*** Opening of RECORD EXCERPTS ***

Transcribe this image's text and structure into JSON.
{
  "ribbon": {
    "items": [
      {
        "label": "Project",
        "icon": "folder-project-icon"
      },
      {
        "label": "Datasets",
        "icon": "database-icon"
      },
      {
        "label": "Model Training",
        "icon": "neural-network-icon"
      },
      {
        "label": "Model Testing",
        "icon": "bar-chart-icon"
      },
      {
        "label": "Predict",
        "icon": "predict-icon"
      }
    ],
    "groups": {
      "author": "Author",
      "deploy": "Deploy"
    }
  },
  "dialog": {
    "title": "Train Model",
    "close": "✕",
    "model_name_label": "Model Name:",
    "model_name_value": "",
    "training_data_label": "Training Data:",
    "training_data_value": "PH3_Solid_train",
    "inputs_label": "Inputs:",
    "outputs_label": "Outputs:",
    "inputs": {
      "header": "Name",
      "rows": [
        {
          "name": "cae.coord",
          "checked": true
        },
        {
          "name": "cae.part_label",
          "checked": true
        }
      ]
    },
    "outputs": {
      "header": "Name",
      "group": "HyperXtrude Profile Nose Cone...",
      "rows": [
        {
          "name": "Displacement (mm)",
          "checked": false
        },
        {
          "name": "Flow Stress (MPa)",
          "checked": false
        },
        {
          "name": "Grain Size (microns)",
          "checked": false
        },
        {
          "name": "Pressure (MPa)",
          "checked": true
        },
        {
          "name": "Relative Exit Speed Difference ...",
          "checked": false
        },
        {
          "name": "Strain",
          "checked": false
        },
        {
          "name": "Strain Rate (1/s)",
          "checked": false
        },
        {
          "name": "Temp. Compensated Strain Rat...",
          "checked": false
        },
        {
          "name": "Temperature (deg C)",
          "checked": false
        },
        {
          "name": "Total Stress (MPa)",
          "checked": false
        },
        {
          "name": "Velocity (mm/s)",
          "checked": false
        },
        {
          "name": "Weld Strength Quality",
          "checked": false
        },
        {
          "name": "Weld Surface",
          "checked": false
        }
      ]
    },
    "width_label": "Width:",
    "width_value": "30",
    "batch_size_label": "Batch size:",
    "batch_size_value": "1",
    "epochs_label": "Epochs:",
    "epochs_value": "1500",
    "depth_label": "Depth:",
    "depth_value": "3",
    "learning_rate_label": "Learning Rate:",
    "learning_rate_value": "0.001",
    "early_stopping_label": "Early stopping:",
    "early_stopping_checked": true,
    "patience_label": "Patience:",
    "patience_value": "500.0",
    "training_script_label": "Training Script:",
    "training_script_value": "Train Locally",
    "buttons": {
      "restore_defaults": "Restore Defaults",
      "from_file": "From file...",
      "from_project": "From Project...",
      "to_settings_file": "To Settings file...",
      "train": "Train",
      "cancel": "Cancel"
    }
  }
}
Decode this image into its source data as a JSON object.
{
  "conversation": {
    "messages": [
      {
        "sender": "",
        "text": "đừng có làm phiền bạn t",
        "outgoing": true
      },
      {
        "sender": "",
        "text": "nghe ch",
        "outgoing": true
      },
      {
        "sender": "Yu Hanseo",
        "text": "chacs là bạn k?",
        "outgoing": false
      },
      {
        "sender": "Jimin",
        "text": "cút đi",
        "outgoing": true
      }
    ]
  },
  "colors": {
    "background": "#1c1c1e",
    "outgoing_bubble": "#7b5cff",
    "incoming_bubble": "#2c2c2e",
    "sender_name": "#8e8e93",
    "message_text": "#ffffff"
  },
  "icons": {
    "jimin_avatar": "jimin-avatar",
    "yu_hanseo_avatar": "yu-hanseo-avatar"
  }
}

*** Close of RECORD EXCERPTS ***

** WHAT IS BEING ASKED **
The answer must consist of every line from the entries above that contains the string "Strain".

** ANSWER **
          "name": "Strain",
          "name": "Strain Rate (1/s)",
          "name": "Temp. Compensated Strain Rat...",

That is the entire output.